Right from her big US breakthrough in 2011, Samantha Fish has been one of those artists who could often be relied upon for a quality product. Carving out a niche in dirty blues rock on her earlier albums, the guitarist/vocalist often sounds more interesting than the plagiaristic Joe Bonamassa and more charismatic than many blues performers. Moving forward, she branched out into R&B (2017’s ‘Chills & Fever’ and 2019’s ‘Kill Or Be Kind’) and even a bit of country (2017’s Belle of The West’). At her very best, her work sounds like a homage to the bluesiest side Bonnie Raitt colliding with early ZZ Top – a fiery concoction that allows for some brilliantly impassioned vocals and hefty slide playing. Even at her worst, occasionally phoning in blues rockers with more balls than brains, her sense of presence and a strong vocal style is enough to maintain interest.
This live release from 2022 will certainly please fans who’ve not been quite so enamoured with Sam’s softer side and musical curveballs in the few years leading up to its release. A seven song set recorded without an audience, the prosaically titled ‘Live’ presents seven tracks from ‘Kill Or Be Kind’ in a very natural state. The lack of overdubs allows the material to breathe, and the one-take recordings more than show Fish’s vocal talents at their absolute sharpest.
Hailing from Finland, Heathen Hearts play an absolutely crushing brand of hardcore. On this debut EP, their sound takes the guts of bands like H2O and Agnostic Front and applies a huge metallic crunch. The result is a sound that’s sometimes blisteringly fast but always oppressively heavy – a musical sledgehammer where the riff is king, and the guttural roars clear everything in their path. It’s the kind of introduction that’s both unsubtle and brilliant.
For those who were paying attention to the UK indie rock/punk underground during those periods of pandemic lockdown during 2020 and ’21, the name Das Kapitans will be a familiar one. As the world slowly ground to a halt, the band went into recording overdrive by releasing twelve albums’ worth of material at a rate that would’ve made Guided By Voices man Robert Pollard seem lazy.
Their 2022 release ‘Debut’, then, isn’t a debut in the true sense; nor does it mean that the band consider their dozen lo-fi Bandcamp releases in anyway unofficial or unimportant. The title comes from the fact that it’s actually the first Das Kapitans disc to be recorded “properly”, with far more care – and with all of the band members present at all times. This gives the album an extra level of professionalism, but those who’ve already taken the time to explore the band’s rapidly assembled catalogue and fallen for its ragged and noisy charms needn’t worry about this being too polished. Yes, in many ways, the material sounds better, but it never really loses any of the band’s rough and ready spirit, and the expected big riffs are still at the forefront of the best material.
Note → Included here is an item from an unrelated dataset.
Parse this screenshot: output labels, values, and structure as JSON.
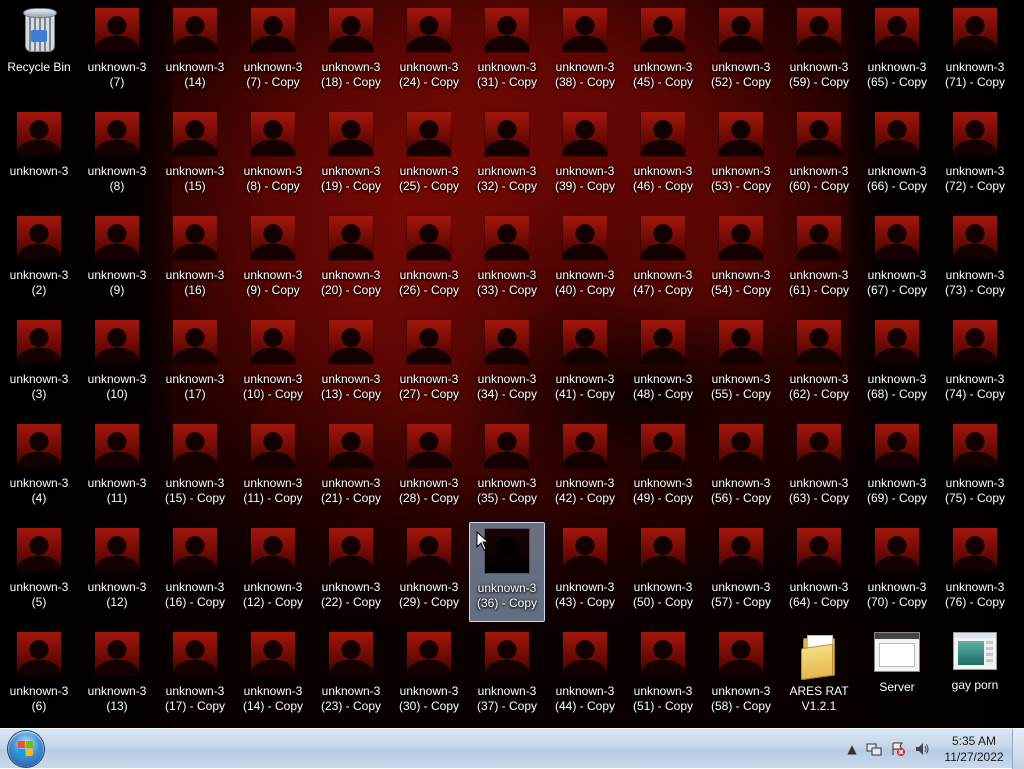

In February 2020, Al Pacinos Sister (no punctuation) released ‘Trained In Karate’, a no-frills, no holds barred hardcore punk EP that valued speed and noise over almost everything else. The result was like experiencing a raw garage band tapping into the earliest wares from the Dischord label. Obviously, what the songs lacked in finesse they made up for with sheer balls, leaving behind the kind of lightning fast punky blast that seemed almost timeless.
1973 was a fantastic year for rock music. Pink Floyd released a world beater with ‘Dark Side of The Moon’; Led Zeppelin offered ‘Houses of The Holy’ – one of their most varied and adventurous works to date – and Queen introduced the world to their mix of pomp and pop with a confident, if flawed, first album. With other superb albums by Paul McCartney & Wings (‘Band On The Run’ and ‘Red Rose Speedway’), two great works from Elton (‘Goodbye Yellow Brick Road’ and ‘Don’t Shoot Me’), two from future megastar Bruce Springsteen, the Stones’ branching out on ‘Goat’s Head Soup’, and Yes disappearing up their collective backsides on ‘Tales of Topographic Oceans’, the year offered the discerning music fan something interesting at every turn.
Somewhere among the noise, US hard rockers Montrose made their breakthrough. Their self-titled debut album is as powerful as the Van Halen debut from ’77, with riff after riff on a filler free, half hour slab of plastic. As raucous as New York Dolls, and as groove laden as the best Johnny & Edgar Winter tomes, decades on, it remains a near perfect example of American hard rock. In the UK, neither Montrose or their debut album get talked about as often as they should be, but ‘I’ve Got The Fire’, a 6CD box set from Cherry Red certainly aims to change that by shining a massive light upon an all too short time at the top, bringing together pretty much everything the band recorded during a very prolific four years.